There were fifty trade guilds in medieval York - some fairly self-explanatory, such as the societies governing butchers, bakers and carpenters; others rather more obscure, like the cordwainers, for example. (A cordwainer was responsible for quality footwear - only the poor unwashed would take their disintegrating shoes to a cobbler).
The great legacy of these proto-trade-unions-cum-amateur-dramatic societies was the cycle of 14th century religious dramas which presented the Bible as a unique, interactive roadshow wending its way through the streets of York (a tradition to be revived again this year when the Wagon Plays roll out in September). The other great bequest of was their meeting halls; of which four remain, though it can be a devil of a job gaining access at a time when all of them are open.
Fortunately the greatest and grandest, the Merchant Adventurer’s Hall, can be visited all year round (the cafe comes highly recommended too). As for the others, you may need to join the relevant guild, or get invited to a lavish wedding reception, to see what goes on inside them. But the York Resident’s First weekend, which takes place annually in late January, afforded the rare opportunity for a complete guild hall crawl.
First up, Jacob’s Well in Trinity Lane off Mickelgate. This is the only one not to have originally been built as a trade hall, though it currently hosts meetings of the Butcher’s Guild, and has undergone a fair amount of butchery in its 550 year history. Originally part of the Benedictine monastery of Holy Trinity, it later became the home of Isabel Ward, the last prioress of Clementhorpe, whose annual rent, rather romantically, was a single red rose payable on Midsummer Day. That’s probably 20,000 bouquets of red roses in today’s money. In the 18th century the building gained an additional brick upper storey when it functioned as a coach house, stables and pub. The top heavy Georgian extension came down again in 1991; though the building’s incarnation as a pub is commemorated by the elaborately carved canopy above the door - though this is another transplant, having originally framed the entrance of the demolished Wheatsheaf pub in Davygate.
15th C boss above the stairwell at Jacob's Well - the only extant part of the original roof
From here we move on to Peaseholme Greeen, site of St Anthony’s Hall, dedicated in 1446 as a general purpose building for guilds that lacked a headquarters of their own.
St Anthony's Hall. Peaseholme Green
A clue as to who met here can be found in the carved roof boss illustrating a particularly succulent-looking porker, the animal associated with St Anthony - patron saint both of butchers and skin diseases - who defeated Satan in the body of a ferocious pig. Henry VIII was entertained here with his fifth wife, Katherine Howard. Since then it’s been a house of correction for fallen women, a charitable Bluecoat school and the sadly-missed Quilt Museum. It’s now occupied by a church.
One Satanic pig, spit-roasted on a crucifix
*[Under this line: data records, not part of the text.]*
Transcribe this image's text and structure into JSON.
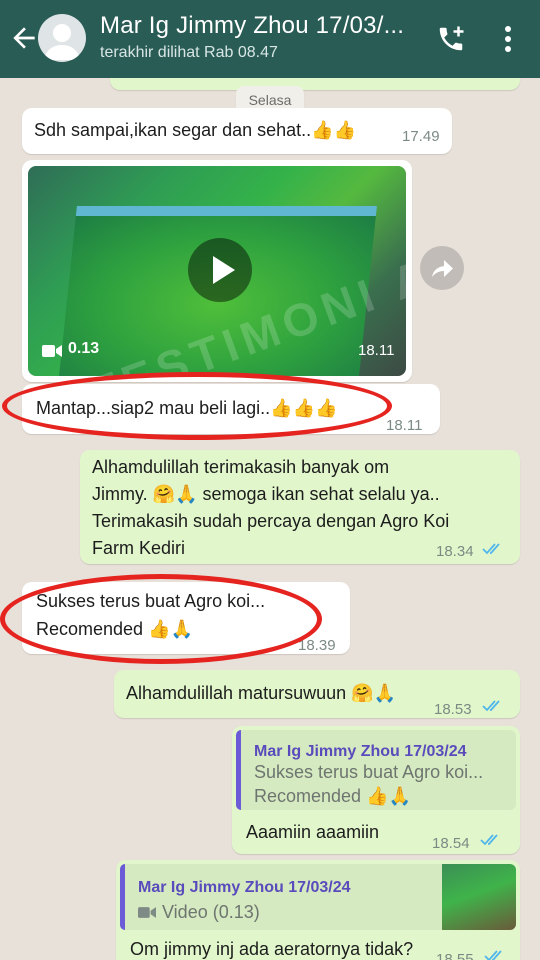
{
  "header": {
    "title": "Mar Ig Jimmy Zhou 17/03/...",
    "subtitle": "terakhir dilihat Rab 08.47",
    "icons": [
      "back-arrow-icon",
      "avatar",
      "add-call-icon",
      "more-menu-icon"
    ]
  },
  "chat": {
    "day_label": "Selasa",
    "messages": [
      {
        "dir": "in",
        "text": "Sdh sampai,ikan segar dan sehat..👍👍",
        "time": "17.49"
      },
      {
        "dir": "in",
        "type": "video",
        "duration": "0.13",
        "time": "18.11",
        "watermark": "TESTIMONI AGRO KOI FARM"
      },
      {
        "dir": "in",
        "text": "Mantap...siap2 mau beli lagi..👍👍👍",
        "time": "18.11"
      },
      {
        "dir": "out",
        "lines": [
          "Alhamdulillah terimakasih banyak om",
          "Jimmy. 🤗🙏 semoga ikan sehat selalu ya..",
          "Terimakasih sudah percaya dengan Agro Koi",
          "Farm Kediri"
        ],
        "time": "18.34"
      },
      {
        "dir": "in",
        "lines": [
          "Sukses terus buat Agro koi...",
          "Recomended 👍🙏"
        ],
        "time": "18.39"
      },
      {
        "dir": "out",
        "text": "Alhamdulillah matursuwuun 🤗🙏",
        "time": "18.53"
      },
      {
        "dir": "out",
        "reply": {
          "name": "Mar Ig Jimmy Zhou 17/03/24",
          "lines": [
            "Sukses terus buat Agro koi...",
            "Recomended 👍🙏"
          ]
        },
        "text": "Aaamiin aaamiin",
        "time": "18.54"
      },
      {
        "dir": "out",
        "reply": {
          "name": "Mar Ig Jimmy Zhou 17/03/24",
          "text": "Video (0.13)"
        },
        "text": "Om jimmy inj ada aeratornya tidak?",
        "time": "18.55"
      }
    ]
  },
  "colors": {
    "header_bg": "#2a5c56",
    "incoming_bubble": "#ffffff",
    "outgoing_bubble": "#e1f7cb",
    "read_ticks": "#4fb6ec",
    "highlight_ring": "#e52420",
    "quote_accent": "#6b5bd6"
  }
}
A short stroll from here at Aldwark, the Merchant Taylors’ Hall was the only one to rival that of the Merchant Adventurers’ for size and prestige. Originally it would have looked very similar, though its half-timbered walls were re-clad in the early 18th century in more fashionable and durable brick.
The Merchant Taylor's Hall, Aldwark
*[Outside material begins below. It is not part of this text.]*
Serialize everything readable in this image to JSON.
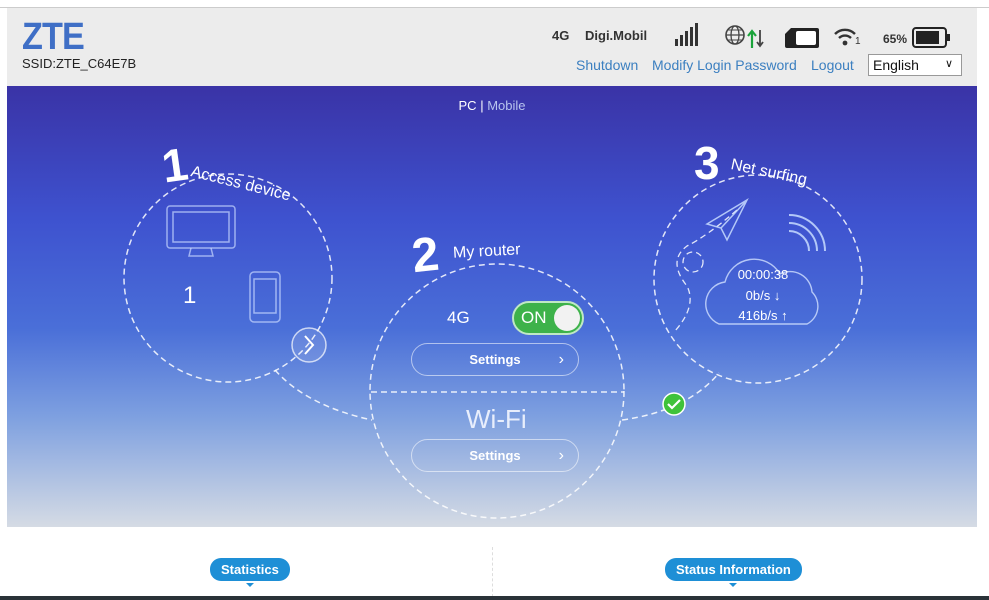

Notable here are multiple examples of a coat of arms featuring two rampant camels - not an animal you’d normally expect to find in York - though it is associated with the guild’s camel-skin-clad patron John the Baptist (a stained glass image of the saint can also be found at Holy Trinity Goodramgate, with the hump and hooves clearly hanging round his waist).
It’s a pity he Merchant Taylors’ hall isn’t open more often, as it offers perhaps the most satisfying fusion of York’s artistic heritage, ancient and modern. The great east window was reglazed by the stained glass artist Helen Whittaker of Barley Studio in 2015 to commemorate the 600th anniversary of the hall.
And above the window is a stunning royal coat of arms commissioned in 1964 from the wood-carver Dick Reid (who somehow managed to get it down from his attic studio in Stonegate). This was the masterpiece that established Reid’s career as York’s contemporary answer to Grinling Gibbons. When the finials of the door canopy at Jacob’s Well were vandalised, there was only one man who could be called upon to replace them. Half a century since the guilds were established, York’s reputation for master craftsmanship remains undiminished.
Replacement carved finial at Jacob's Well and the royal coat of arms at the Merchant Taylor's Hall: both the work of Dick Reid OBE